Some of the money is being diverted into markets directly benefiting from China's economic pain, such as Mexico, India, Vietnam and other locations that are replacing it across global manufacturing supply chains. Other investors are simply moving to markets with better growth prospects, such as Brazil.
"China’s export dominance is ebbing, creating opportunities for other emerging market countries to fill the gap, including Mexico, India, and Southeast Asian nations," said Malcolm Dorson, a New York-based senior portfolio manager at ETF manager Global X.
The scale of change needed in global supply chains could drive such capital flows for the next decade, he said.
Refinitiv data shows China-focused mutual funds suffered a net outflow of $674 million in the second quarter of this year, while, in contrast, nearly $1 billion went into EM ex-China mutual funds.
The iShares MSCI Emerging Markets ex-China ETF, the world's largest emerging market ex-China ETF whose biggest holdings are firms in Taiwan, South Korea and India, attracted a record $1 billion net inflow in the first half of 2023, the data showed.
Investors like to have the currency, yield and market on their side. The Dollar has been steady to rising for much of the last decade so that has acted as a tailwind for investments in the USA and helped to fuel the rise of the mega-cap group of companies. The potential for the Dollar to roll over changes the calculus and raises the question of which are the best ex-US markets to invest in?
China is cheap but is risky from a standards of governance perspective. The simple fact is that it is easy to buy, but selling is difficult amid political and regulatory volatility. The trend of improvement is several other markets, seeking to play the major powers against one another, is a safer bet.

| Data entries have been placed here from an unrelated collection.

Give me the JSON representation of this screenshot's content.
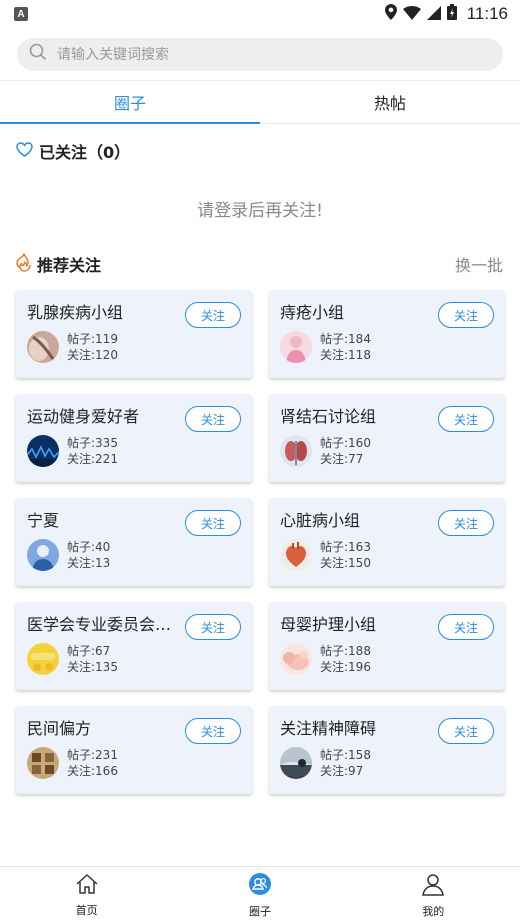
{
  "status_bar": {
    "time": "11:16",
    "app_badge": "A"
  },
  "search": {
    "placeholder": "请输入关键词搜索"
  },
  "tabs": [
    {
      "label": "圈子",
      "active": true
    },
    {
      "label": "热帖",
      "active": false
    }
  ],
  "followed": {
    "title": "已关注（0）",
    "login_hint": "请登录后再关注!"
  },
  "recommend": {
    "title": "推荐关注",
    "refresh_label": "换一批",
    "posts_prefix": "帖子:",
    "followers_prefix": "关注:",
    "follow_label": "关注",
    "groups": [
      {
        "name": "乳腺疾病小组",
        "posts": "119",
        "followers": "120"
      },
      {
        "name": "痔疮小组",
        "posts": "184",
        "followers": "118"
      },
      {
        "name": "运动健身爱好者",
        "posts": "335",
        "followers": "221"
      },
      {
        "name": "肾结石讨论组",
        "posts": "160",
        "followers": "77"
      },
      {
        "name": "宁夏",
        "posts": "40",
        "followers": "13"
      },
      {
        "name": "心脏病小组",
        "posts": "163",
        "followers": "150"
      },
      {
        "name": "医学会专业委员会…",
        "posts": "67",
        "followers": "135"
      },
      {
        "name": "母婴护理小组",
        "posts": "188",
        "followers": "196"
      },
      {
        "name": "民间偏方",
        "posts": "231",
        "followers": "166"
      },
      {
        "name": "关注精神障碍",
        "posts": "158",
        "followers": "97"
      }
    ]
  },
  "bottom_nav": [
    {
      "label": "首页",
      "icon": "home-icon"
    },
    {
      "label": "圈子",
      "icon": "circle-icon"
    },
    {
      "label": "我的",
      "icon": "user-icon"
    }
  ],
  "colors": {
    "accent": "#2b8de0",
    "card_bg": "#eef3fb",
    "hint": "#8a8a8a",
    "flame": "#f07a2a"
  }
}
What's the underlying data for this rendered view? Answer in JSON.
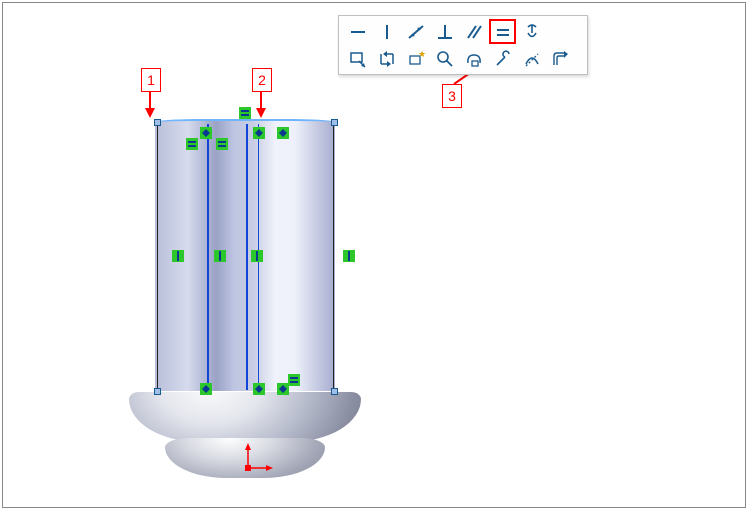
{
  "callouts": {
    "one": "1",
    "two": "2",
    "three": "3"
  },
  "toolbar": {
    "row1": [
      {
        "name": "horizontal-constraint-icon",
        "glyph": "horizontal"
      },
      {
        "name": "vertical-constraint-icon",
        "glyph": "vertical"
      },
      {
        "name": "collinear-constraint-icon",
        "glyph": "collinear"
      },
      {
        "name": "perpendicular-constraint-icon",
        "glyph": "perpendicular"
      },
      {
        "name": "parallel-constraint-icon",
        "glyph": "parallel"
      },
      {
        "name": "equal-constraint-icon",
        "glyph": "equal",
        "highlight": true
      },
      {
        "name": "fix-constraint-icon",
        "glyph": "fix"
      }
    ],
    "row2": [
      {
        "name": "quick-snap-icon",
        "glyph": "snap"
      },
      {
        "name": "swap-icon",
        "glyph": "swap"
      },
      {
        "name": "auto-constraint-icon",
        "glyph": "sparkle"
      },
      {
        "name": "zoom-icon",
        "glyph": "zoom"
      },
      {
        "name": "select-chain-icon",
        "glyph": "chain"
      },
      {
        "name": "repair-sketch-icon",
        "glyph": "repair"
      },
      {
        "name": "make-construction-icon",
        "glyph": "dashdiag"
      },
      {
        "name": "offset-entities-icon",
        "glyph": "offset"
      }
    ]
  },
  "colors": {
    "accent_blue": "#1a5b8f",
    "highlight_red": "#ff0000",
    "constraint_green": "#2bc72b",
    "sketch_blue": "#1244d8"
  }
}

Mexico, Brazil, Vietnam, India, South Korea and Taiwan are all well placed but require the US Dollar to trend lower to significantly ignite demand. The Dollar Index jumped today on stronger GDP and lower inflation data. That boosted the belief we are in for a soft US economic landing. That is likely to sap some of the demand for ex-US markets in the short term, so mean reversion is looking more likely.Back to top